Following the announcement in last year’s autumn budget of a proposed consultation into a brand-new online sales tax, the government has remained silent on the topic. That silence was broken, however, last week when the government published an early-stage consultation exploring the arguments for and against the proposed tax.
For those who aren’t familiar with the proposal, it comes off the back of concerns from some of the UK’s most well-known high street businesses that there is currently a huge imbalance between high-street and online retail. Figures from the ONS show that online spending now accounts for about 30% of overall retail sales in Britain, compared to just 20% a year ago. The hope of those businesses was that such a tax could help to redress this imbalance by funding a reduction in business rates for the retail sector, throwing high-street retail a monetary lifeline.
The onslaught of online retail and the demise of the high street, fuelled in no small part by 18 months of on-again-off-again lockdowns, isn’t news to anyone, and high-street retailers have been struggling to keep up with their online counterparts for some time. Therefore, the announcement last week that a consultation has begun seems like it would be good news for those retailers. However, the flip side to this is many bricks-and-mortar businesses diversified during the pandemic and also started also trading online, and so for those retailers any new online sales tax would be both a benefit and a burden.
There is of course also the issue of what this will mean for consumers; will we see prices increase in order for online retailers to recoup some of the loss? At a time where inflation is at the highest it’s been since the early 90’s, and energy prices are expected to rise by up to 50% in a few months’ time, the average consumer’s pockets are already pretty shallow. It seems that any additional measures that could potentially make that worse will need to be very seriously considered in the context of what is expected to be a very tough year financially.
My colleague Matthew Rowbotham also discusses this issue in his article 'It’s a Sin (Tax)' published as part of The Collective’s Business in 2022 Report. Click here to view Matthew's article and click here download a copy of the full Report.
The consultation will run from 25 February to 20 May 2022, for more information on the consultation and for details of how stakeholders can submit their views, click here.

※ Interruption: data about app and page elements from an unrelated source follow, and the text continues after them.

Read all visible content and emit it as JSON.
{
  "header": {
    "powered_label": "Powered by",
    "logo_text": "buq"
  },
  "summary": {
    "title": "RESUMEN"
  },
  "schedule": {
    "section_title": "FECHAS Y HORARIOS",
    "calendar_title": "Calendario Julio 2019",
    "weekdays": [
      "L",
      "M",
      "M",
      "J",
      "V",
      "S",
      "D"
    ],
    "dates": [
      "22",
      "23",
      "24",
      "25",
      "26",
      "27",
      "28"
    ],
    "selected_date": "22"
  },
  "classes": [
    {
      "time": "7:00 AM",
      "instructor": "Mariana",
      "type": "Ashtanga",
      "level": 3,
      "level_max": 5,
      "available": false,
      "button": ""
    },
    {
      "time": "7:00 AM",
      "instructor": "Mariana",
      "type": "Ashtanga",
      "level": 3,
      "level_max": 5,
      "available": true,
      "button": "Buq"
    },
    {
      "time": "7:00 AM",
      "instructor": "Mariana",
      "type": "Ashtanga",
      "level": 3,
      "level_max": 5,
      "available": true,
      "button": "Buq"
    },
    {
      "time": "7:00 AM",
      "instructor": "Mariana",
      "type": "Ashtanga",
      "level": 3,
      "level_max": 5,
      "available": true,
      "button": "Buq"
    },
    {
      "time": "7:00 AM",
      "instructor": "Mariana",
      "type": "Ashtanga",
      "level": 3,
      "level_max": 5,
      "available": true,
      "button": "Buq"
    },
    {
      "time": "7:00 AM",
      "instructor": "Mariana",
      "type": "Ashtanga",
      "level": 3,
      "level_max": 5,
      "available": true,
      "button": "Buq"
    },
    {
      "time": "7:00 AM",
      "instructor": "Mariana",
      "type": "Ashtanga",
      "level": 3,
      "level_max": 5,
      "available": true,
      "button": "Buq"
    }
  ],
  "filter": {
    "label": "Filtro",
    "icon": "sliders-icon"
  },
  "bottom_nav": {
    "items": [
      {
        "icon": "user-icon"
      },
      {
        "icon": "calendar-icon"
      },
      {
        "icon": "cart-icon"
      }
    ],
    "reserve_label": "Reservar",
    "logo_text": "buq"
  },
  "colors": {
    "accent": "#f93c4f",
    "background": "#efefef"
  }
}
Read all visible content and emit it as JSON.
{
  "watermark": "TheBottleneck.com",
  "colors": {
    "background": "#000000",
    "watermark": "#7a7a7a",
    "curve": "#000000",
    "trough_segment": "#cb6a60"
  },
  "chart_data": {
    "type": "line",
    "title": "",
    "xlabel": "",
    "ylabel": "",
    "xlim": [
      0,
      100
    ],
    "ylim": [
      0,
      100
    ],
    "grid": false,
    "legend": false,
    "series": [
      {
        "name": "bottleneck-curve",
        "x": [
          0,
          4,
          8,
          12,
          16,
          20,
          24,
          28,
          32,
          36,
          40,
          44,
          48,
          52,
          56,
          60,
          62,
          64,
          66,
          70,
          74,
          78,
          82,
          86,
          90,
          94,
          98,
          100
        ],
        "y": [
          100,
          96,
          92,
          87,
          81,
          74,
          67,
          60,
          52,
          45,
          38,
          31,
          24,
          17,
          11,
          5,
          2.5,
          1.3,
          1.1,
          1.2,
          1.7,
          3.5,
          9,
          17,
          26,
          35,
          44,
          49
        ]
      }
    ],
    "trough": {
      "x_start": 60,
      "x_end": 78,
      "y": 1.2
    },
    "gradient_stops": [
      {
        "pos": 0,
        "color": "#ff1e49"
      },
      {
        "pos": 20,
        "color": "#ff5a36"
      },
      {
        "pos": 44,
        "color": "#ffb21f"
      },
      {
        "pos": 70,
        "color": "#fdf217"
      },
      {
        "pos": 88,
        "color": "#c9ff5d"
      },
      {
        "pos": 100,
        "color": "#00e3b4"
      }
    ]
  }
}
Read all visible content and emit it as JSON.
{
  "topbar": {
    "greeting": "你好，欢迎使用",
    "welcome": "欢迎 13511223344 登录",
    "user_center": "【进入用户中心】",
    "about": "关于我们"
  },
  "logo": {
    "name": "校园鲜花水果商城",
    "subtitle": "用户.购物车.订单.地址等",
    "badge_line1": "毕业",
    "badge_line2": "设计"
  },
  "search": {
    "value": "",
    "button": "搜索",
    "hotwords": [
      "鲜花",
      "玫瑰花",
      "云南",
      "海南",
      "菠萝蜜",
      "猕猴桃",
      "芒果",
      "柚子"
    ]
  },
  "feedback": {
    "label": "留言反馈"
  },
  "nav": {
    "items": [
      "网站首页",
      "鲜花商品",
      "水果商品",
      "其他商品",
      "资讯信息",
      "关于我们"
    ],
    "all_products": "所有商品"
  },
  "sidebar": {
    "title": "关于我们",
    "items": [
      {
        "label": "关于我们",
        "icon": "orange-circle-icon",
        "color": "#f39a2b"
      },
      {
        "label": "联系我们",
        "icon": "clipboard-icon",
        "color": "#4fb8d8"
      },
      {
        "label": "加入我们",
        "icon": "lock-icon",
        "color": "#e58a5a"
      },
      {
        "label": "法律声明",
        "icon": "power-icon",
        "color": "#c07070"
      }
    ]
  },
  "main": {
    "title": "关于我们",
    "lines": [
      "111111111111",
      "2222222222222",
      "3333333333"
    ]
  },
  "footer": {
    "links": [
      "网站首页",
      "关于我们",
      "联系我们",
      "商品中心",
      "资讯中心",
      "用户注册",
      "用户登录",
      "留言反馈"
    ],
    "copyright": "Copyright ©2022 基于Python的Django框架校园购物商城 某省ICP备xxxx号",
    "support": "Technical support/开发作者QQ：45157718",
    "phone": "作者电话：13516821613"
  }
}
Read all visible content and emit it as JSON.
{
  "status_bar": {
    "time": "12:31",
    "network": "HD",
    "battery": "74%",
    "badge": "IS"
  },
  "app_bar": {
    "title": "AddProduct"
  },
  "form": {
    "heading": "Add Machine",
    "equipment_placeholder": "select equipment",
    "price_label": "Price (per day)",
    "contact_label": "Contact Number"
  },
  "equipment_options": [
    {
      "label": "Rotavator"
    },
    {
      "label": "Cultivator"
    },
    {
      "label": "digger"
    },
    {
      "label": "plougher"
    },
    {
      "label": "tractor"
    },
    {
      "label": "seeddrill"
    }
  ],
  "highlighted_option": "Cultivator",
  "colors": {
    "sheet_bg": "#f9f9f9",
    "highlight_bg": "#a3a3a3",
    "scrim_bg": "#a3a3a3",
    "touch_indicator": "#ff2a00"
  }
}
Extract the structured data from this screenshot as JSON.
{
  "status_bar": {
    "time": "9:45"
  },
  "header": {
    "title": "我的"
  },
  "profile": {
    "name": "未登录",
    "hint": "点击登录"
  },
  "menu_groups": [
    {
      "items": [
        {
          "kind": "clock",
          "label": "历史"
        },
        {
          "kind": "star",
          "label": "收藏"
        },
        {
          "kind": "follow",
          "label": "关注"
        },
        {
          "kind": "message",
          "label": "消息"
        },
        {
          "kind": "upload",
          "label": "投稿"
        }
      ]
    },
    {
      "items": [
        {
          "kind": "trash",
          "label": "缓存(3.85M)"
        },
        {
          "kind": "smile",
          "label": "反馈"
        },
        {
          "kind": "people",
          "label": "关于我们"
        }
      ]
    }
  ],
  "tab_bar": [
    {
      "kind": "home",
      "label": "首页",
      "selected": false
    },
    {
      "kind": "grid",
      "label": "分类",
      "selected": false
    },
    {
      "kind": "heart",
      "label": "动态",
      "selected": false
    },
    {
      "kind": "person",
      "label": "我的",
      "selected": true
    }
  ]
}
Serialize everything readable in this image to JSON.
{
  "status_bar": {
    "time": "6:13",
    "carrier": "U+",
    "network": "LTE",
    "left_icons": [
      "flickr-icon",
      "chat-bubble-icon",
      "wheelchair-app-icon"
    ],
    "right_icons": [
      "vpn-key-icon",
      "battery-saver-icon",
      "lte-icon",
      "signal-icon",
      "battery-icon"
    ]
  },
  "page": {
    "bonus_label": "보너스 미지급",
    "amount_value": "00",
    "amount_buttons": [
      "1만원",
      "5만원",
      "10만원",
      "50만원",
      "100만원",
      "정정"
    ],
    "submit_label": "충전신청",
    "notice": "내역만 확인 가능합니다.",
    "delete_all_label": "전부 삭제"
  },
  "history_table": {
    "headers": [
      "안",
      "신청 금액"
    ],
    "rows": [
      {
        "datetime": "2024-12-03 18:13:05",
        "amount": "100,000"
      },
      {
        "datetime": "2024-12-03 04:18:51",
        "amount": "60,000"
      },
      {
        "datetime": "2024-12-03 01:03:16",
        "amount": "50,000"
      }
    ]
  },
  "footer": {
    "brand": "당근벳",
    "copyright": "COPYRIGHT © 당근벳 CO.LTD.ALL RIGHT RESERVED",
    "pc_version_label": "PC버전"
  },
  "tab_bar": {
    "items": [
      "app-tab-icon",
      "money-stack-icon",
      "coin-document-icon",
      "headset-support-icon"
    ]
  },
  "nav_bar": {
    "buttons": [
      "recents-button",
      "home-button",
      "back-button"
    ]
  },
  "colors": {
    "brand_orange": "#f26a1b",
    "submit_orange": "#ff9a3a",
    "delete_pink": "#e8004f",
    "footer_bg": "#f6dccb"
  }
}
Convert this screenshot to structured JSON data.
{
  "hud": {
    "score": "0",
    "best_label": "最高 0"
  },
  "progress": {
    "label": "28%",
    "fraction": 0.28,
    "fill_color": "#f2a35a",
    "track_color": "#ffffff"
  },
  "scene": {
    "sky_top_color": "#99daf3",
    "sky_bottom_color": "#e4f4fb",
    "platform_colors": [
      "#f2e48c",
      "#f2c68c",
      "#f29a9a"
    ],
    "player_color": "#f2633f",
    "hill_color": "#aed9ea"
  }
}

Whilst we’ve made no decision on whether to introduce such a tax, it’s right that, given the growing consumer trend to shop online, we work with stakeholders to assess the appropriate taxation of the retail sector.